** WORK ITEM **
Your task is to repeat all of the data exactly while excluding the pictures.

════

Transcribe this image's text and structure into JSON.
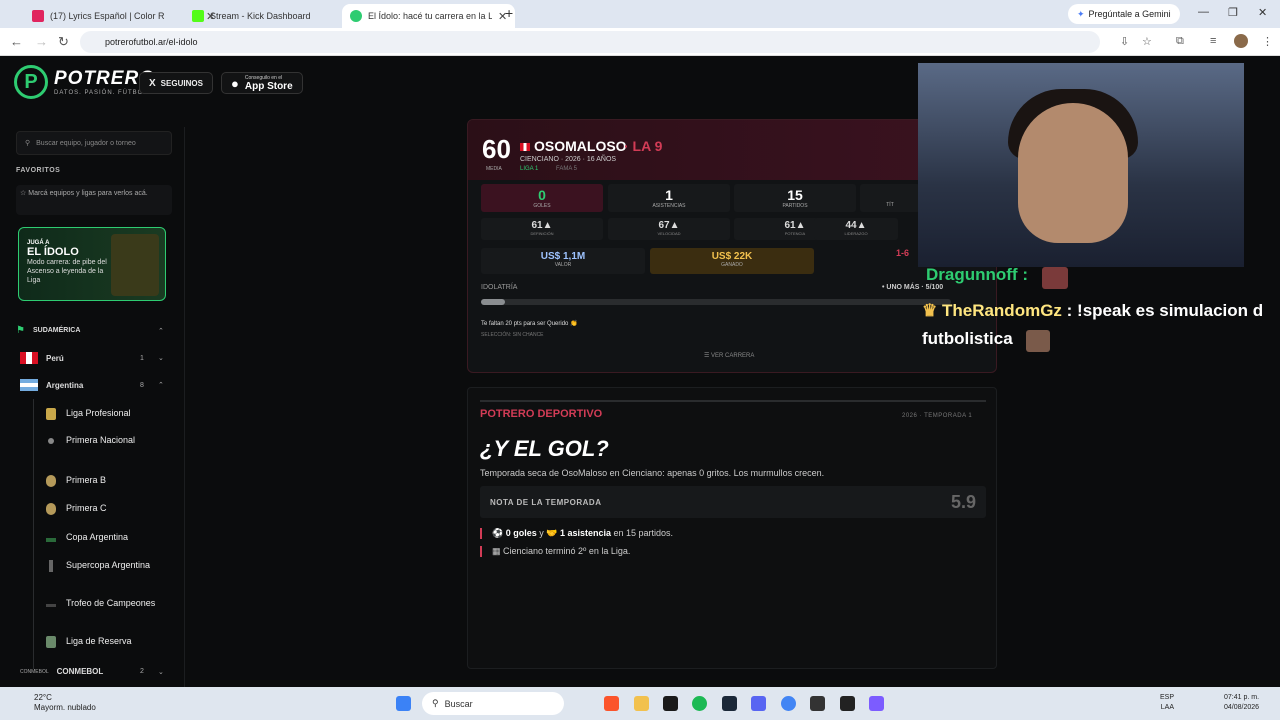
{
  "browser": {
    "tabs": [
      {
        "title": "(17) Lyrics Español | Color R",
        "color": "#e0245e"
      },
      {
        "title": "Stream - Kick Dashboard",
        "color": "#53fc18"
      },
      {
        "title": "El Ídolo: hacé tu carrera en la Li",
        "color": "#2ecc71"
      }
    ],
    "new_tab": "+",
    "gemini": "Pregúntale a Gemini",
    "url": "potrerofutbol.ar/el-idolo"
  },
  "header": {
    "logo_letter": "P",
    "logo_name": "POTRERO",
    "logo_tag": "DATOS. PASIÓN. FÚTBOL.",
    "follow": "SEGUINOS",
    "follow_icon": "X",
    "store_small": "Conseguilo en el",
    "store_big": "App Store"
  },
  "sidebar": {
    "search_placeholder": "Buscar equipo, jugador o torneo",
    "favorites_title": "FAVORITOS",
    "favorites_hint": "Marcá equipos y ligas para verlos acá.",
    "promo": {
      "pre": "JUGÁ A",
      "title": "EL ÍDOLO",
      "text": "Modo carrera: de pibe del Ascenso a leyenda de la Liga"
    },
    "region": "SUDAMÉRICA",
    "countries": [
      {
        "name": "Perú",
        "count": "1"
      },
      {
        "name": "Argentina",
        "count": "8"
      }
    ],
    "leagues": [
      "Liga Profesional",
      "Primera Nacional",
      "Primera B",
      "Primera C",
      "Copa Argentina",
      "Supercopa Argentina",
      "Trofeo de Campeones",
      "Liga de Reserva"
    ],
    "conmebol": {
      "name": "CONMEBOL",
      "count": "2"
    }
  },
  "card": {
    "rating": "60",
    "rating_label": "MEDIA",
    "name": "OSOMALOSO",
    "position": "· LA 9",
    "info": "CIENCIANO · 2026 · 16 AÑOS",
    "league": "LIGA 1",
    "fame": "FAMA 5",
    "stats": [
      {
        "value": "0",
        "label": "GOLES"
      },
      {
        "value": "1",
        "label": "ASISTENCIAS"
      },
      {
        "value": "15",
        "label": "PARTIDOS"
      },
      {
        "value": "",
        "label": "TÍT"
      }
    ],
    "attrs": [
      {
        "value": "61▲",
        "label": "DEFINICIÓN"
      },
      {
        "value": "67▲",
        "label": "VELOCIDAD"
      },
      {
        "value": "61▲",
        "label": "POTENCIA"
      },
      {
        "value": "44▲",
        "label": "LIDERAZGO"
      }
    ],
    "money": [
      {
        "value": "US$ 1,1M",
        "label": "VALOR"
      },
      {
        "value": "US$ 22K",
        "label": "GANADO"
      }
    ],
    "last_result": "1-6",
    "idol_label": "IDOLATRÍA",
    "idol_right": "• UNO MÁS · 5/100",
    "idol_progress": 0.05,
    "idol_note": "Te faltan 20 pts para ser Querido 👏",
    "idol_selection": "SELECCIÓN: SIN CHANCE",
    "view_career": "☰  VER CARRERA"
  },
  "season": {
    "brand": "POTRERO DEPORTIVO",
    "year": "2026 · TEMPORADA 1",
    "title": "¿Y EL GOL?",
    "description": "Temporada seca de OsoMaloso en Cienciano: apenas 0 gritos. Los murmullos crecen.",
    "nota_label": "NOTA DE LA TEMPORADA",
    "nota_value": "5.9",
    "fact1_goals": "0 goles",
    "fact1_mid": " y ",
    "fact1_assists": "1 asistencia",
    "fact1_end": " en 15 partidos.",
    "fact2": "Cienciano terminó 2º en la Liga."
  },
  "stream_chat": {
    "msg1_user": "Dragunnoff :",
    "msg2_user": "TheRandomGz",
    "msg2_text": " : !speak es simulacion d",
    "msg2_cont": "futbolistica"
  },
  "taskbar": {
    "temp": "22°C",
    "weather": "Mayorm. nublado",
    "search": "Buscar",
    "lang1": "ESP",
    "lang2": "LAA",
    "time": "07:41 p. m.",
    "date": "04/08/2026"
  }
}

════

** OUTPUT OF THE TASK **
Transcribe this image's text and structure into JSON.
{
  "browser": {
    "tabs": [
      {
        "title": "(17) Lyrics Español | Color R",
        "color": "#e0245e"
      },
      {
        "title": "Stream - Kick Dashboard",
        "color": "#53fc18"
      },
      {
        "title": "El Ídolo: hacé tu carrera en la Li",
        "color": "#2ecc71"
      }
    ],
    "new_tab": "+",
    "gemini": "Pregúntale a Gemini",
    "url": "potrerofutbol.ar/el-idolo"
  },
  "header": {
    "logo_letter": "P",
    "logo_name": "POTRERO",
    "logo_tag": "DATOS. PASIÓN. FÚTBOL.",
    "follow": "SEGUINOS",
    "follow_icon": "X",
    "store_small": "Conseguilo en el",
    "store_big": "App Store"
  },
  "sidebar": {
    "search_placeholder": "Buscar equipo, jugador o torneo",
    "favorites_title": "FAVORITOS",
    "favorites_hint": "Marcá equipos y ligas para verlos acá.",
    "promo": {
      "pre": "JUGÁ A",
      "title": "EL ÍDOLO",
      "text": "Modo carrera: de pibe del Ascenso a leyenda de la Liga"
    },
    "region": "SUDAMÉRICA",
    "countries": [
      {
        "name": "Perú",
        "count": "1"
      },
      {
        "name": "Argentina",
        "count": "8"
      }
    ],
    "leagues": [
      "Liga Profesional",
      "Primera Nacional",
      "Primera B",
      "Primera C",
      "Copa Argentina",
      "Supercopa Argentina",
      "Trofeo de Campeones",
      "Liga de Reserva"
    ],
    "conmebol": {
      "name": "CONMEBOL",
      "count": "2"
    }
  },
  "card": {
    "rating": "60",
    "rating_label": "MEDIA",
    "name": "OSOMALOSO",
    "position": "· LA 9",
    "info": "CIENCIANO · 2026 · 16 AÑOS",
    "league": "LIGA 1",
    "fame": "FAMA 5",
    "stats": [
      {
        "value": "0",
        "label": "GOLES"
      },
      {
        "value": "1",
        "label": "ASISTENCIAS"
      },
      {
        "value": "15",
        "label": "PARTIDOS"
      },
      {
        "value": "",
        "label": "TÍT"
      }
    ],
    "attrs": [
      {
        "value": "61▲",
        "label": "DEFINICIÓN"
      },
      {
        "value": "67▲",
        "label": "VELOCIDAD"
      },
      {
        "value": "61▲",
        "label": "POTENCIA"
      },
      {
        "value": "44▲",
        "label": "LIDERAZGO"
      }
    ],
    "money": [
      {
        "value": "US$ 1,1M",
        "label": "VALOR"
      },
      {
        "value": "US$ 22K",
        "label": "GANADO"
      }
    ],
    "last_result": "1-6",
    "idol_label": "IDOLATRÍA",
    "idol_right": "• UNO MÁS · 5/100",
    "idol_progress": 0.05,
    "idol_note": "Te faltan 20 pts para ser Querido 👏",
    "idol_selection": "SELECCIÓN: SIN CHANCE",
    "view_career": "☰  VER CARRERA"
  },
  "season": {
    "brand": "POTRERO DEPORTIVO",
    "year": "2026 · TEMPORADA 1",
    "title": "¿Y EL GOL?",
    "description": "Temporada seca de OsoMaloso en Cienciano: apenas 0 gritos. Los murmullos crecen.",
    "nota_label": "NOTA DE LA TEMPORADA",
    "nota_value": "5.9",
    "fact1_goals": "0 goles",
    "fact1_mid": " y ",
    "fact1_assists": "1 asistencia",
    "fact1_end": " en 15 partidos.",
    "fact2": "Cienciano terminó 2º en la Liga."
  },
  "stream_chat": {
    "msg1_user": "Dragunnoff :",
    "msg2_user": "TheRandomGz",
    "msg2_text": " : !speak es simulacion d",
    "msg2_cont": "futbolistica"
  },
  "taskbar": {
    "temp": "22°C",
    "weather": "Mayorm. nublado",
    "search": "Buscar",
    "lang1": "ESP",
    "lang2": "LAA",
    "time": "07:41 p. m.",
    "date": "04/08/2026"
  }
}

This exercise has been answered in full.